on a bus the calming effect of pine trees — Ernesto P. Santiago * CLUNK CLUNK LUCKily I always wake up on the same stretch — Mark Gilbert * rush hour traffic coming to a halt; winter sunset — Johnny Baranski * 4 AM nodding off during my commute into the city — Devin Harrison * daily train ride — every time the sky a bit different — Anna Maria Domburg-Sancristoforo * commuter train . . . the clickety-clack of foreign tongues — Charlotte Digregorio, (Modern Haiku 39.2, 2008) * afternoon rush poplar seeds drifting through exhaust fumes — Polona Oblak * morning commute a leaf takes a ride on the wipers — Rachel Sutcliffe * the drive to work crows circling overhead — Jennifer Hambrick * carpooling his aftershave rubs off on me — Shloka Shankar * dreaming I missed my bus stop I missed my bus stop — Christina Sng * farm life the morning commute to breakfast — Michael Henry Lee * in the distance a shimmering line of buses stuck in place . . . — Amy Losak * to and fro on the same bridge a new starry sky — Lucia Fontana * river crossing best part of my morning commute sometimes my day — Jere Kittle * platform five some brief greeting some yawns — Margherita Petriccione * morning darkness at the bus stop - snow twinkling — Valentina Ranaldi-Adams (Stardust Haiku 1) * rush out of work even my shadow is a suit — Tom Sacramona * night shift . . . on the car bonnet a thud of a kangaroo — Samantha Sirimanne * 7 am train — a man in a suit falls asleep on my shoulder — Marina Bellini * morning train the familiar faces of people whose lives I know nothing of — Olivier Schopfer * sunrise almost obscured along my path — Timothy J. Dickey * sitting — before and after work haiku and sudoku — Angiola Inglese * rear-view mirror a brief hurried look at the past — Neha R. Krishna * train commuter . . . outside a dirty window enchanting dawns — Maria Laura Valente * on the commuter working to catch-up crossword — Paul Geiger * #38 bus to town a roach escapes her straw purse — Jan Benson * crowdedtrainnothingtoholdonto — Lori Zajkowski * virtual commute to the website supermarket whiteout — martin gottlieb cohen * on the same track the same train — never on time — Maria Teresa Sisti * sunny morning in a crowded train a ladybug — Nikolay Grankin * outbound train social networking by shoulder — Srinivasa Rao Sambangi * briefcase: a heavier book every morning — Elisa Allo * evening commuters an arm stretches out for alms — Madhuri Pillai (A Hundred Gourds) * daily run on the train window I write your name — Eufemia Griffo * automatic home to work to home transmission — Michael Stinson * evening commute I salvage the remains of the day — Debbi Antebi * daily commute — my wife’s adapted office full of souvenirs — Goran Gatalica * the 405 commute the beachboy steers with his knees juggling — Marilyn Appl Walker * driving into dawn egrets fly between my lesson plans — Sandi Pray * from here to there I lose my train of thought late again — Peggy Bilbro * 5 am commute . . . wave at the stone dinosaur one of my landmarks — kris kondo * Keys coffee at the door hour trip’s roughest part walk to car — Trilla Pando * line of cars at the drive-through coffee shack muffin tops — Deborah P Kolodji * from the bedroom to my office in PJs working from home — Karen Harvey * a sea of faces waving through portholes . . . school bus — Brendon Kent * local train — my gaze at her every morning — Pasquale Asprea * one-way ticket no road leading back to being young again — Christine L. Villa * copper coins to pay the ferryman last commute — Marietta McGregor *

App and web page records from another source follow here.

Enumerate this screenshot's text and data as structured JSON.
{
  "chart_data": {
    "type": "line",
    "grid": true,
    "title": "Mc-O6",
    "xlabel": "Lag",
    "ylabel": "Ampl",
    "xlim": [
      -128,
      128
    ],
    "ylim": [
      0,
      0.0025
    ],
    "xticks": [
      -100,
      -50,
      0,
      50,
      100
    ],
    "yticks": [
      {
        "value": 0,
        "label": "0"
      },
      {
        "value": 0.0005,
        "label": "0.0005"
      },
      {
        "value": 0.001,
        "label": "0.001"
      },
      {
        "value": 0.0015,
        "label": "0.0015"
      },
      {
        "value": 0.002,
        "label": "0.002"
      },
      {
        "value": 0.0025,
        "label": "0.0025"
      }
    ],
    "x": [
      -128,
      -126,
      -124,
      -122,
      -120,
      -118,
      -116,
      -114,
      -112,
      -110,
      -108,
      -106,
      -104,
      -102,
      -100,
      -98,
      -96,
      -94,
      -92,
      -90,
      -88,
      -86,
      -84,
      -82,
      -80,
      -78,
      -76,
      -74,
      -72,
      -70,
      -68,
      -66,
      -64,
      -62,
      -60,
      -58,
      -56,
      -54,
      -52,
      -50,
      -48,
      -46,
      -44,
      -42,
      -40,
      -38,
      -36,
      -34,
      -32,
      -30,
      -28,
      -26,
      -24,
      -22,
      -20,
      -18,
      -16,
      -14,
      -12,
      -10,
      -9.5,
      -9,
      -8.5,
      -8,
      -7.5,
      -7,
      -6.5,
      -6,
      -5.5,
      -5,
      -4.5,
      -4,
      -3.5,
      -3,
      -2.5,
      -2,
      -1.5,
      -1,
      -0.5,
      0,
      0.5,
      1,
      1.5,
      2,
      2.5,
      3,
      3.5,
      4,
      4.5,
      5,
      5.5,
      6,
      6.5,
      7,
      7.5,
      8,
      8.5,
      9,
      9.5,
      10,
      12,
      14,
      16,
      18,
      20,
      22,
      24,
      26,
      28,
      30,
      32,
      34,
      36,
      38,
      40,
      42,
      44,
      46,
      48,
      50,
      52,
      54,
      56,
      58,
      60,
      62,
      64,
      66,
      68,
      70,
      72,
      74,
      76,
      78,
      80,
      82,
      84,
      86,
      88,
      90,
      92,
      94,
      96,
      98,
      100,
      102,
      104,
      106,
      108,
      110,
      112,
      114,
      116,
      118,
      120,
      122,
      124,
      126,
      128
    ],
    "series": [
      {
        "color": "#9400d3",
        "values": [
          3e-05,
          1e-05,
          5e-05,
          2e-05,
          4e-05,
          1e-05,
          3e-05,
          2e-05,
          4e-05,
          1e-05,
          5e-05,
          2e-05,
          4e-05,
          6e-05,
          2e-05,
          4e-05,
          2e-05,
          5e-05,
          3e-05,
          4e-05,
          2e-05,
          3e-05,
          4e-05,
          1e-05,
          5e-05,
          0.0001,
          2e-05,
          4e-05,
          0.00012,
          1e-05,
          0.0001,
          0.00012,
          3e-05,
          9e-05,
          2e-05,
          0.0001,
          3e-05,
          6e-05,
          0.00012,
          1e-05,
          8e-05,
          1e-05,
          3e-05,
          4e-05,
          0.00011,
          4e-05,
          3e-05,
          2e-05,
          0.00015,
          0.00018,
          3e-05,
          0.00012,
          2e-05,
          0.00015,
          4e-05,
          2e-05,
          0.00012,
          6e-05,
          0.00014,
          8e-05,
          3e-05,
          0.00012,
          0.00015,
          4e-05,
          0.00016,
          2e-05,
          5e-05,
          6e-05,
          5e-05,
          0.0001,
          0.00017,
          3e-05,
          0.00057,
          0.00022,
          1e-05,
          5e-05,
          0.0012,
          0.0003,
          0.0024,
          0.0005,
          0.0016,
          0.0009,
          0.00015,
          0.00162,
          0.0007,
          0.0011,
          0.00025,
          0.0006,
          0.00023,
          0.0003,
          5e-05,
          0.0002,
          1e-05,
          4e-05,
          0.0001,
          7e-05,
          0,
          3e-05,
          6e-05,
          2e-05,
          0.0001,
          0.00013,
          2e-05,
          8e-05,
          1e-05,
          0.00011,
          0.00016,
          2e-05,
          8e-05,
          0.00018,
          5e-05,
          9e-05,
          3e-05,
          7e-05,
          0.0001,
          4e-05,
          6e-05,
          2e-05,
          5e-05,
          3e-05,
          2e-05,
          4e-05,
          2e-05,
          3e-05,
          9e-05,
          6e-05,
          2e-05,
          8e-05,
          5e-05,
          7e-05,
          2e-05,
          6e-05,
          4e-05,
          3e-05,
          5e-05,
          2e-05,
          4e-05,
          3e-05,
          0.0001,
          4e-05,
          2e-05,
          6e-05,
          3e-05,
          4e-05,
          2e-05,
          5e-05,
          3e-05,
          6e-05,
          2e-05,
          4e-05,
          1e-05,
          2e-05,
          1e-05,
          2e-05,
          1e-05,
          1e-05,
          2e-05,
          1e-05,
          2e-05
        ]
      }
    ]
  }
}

And I hope you don’t mind if I add my own small daily commute here.
Next Week’s Theme: Workplace Accidents
Send your poem using “workplace haiku” as the subject by Sunday midnight to our Contact Form. Good luck!
From October 2014 through April 2016 Haiku Foundation president Jim Kacian offered a column on haiku for the London Financial Times centered on the theme of work. Each week we share these columns with the haiku community at large, along with an invitation to join in the fun. Submit a poem by Sunday midnight on the theme of the week, from the classical Japanese tradition, or contemporary practice, or perhaps one of your own, which you might even write for the occasion. The best of these will be appended to the column. First published 30 October 2014.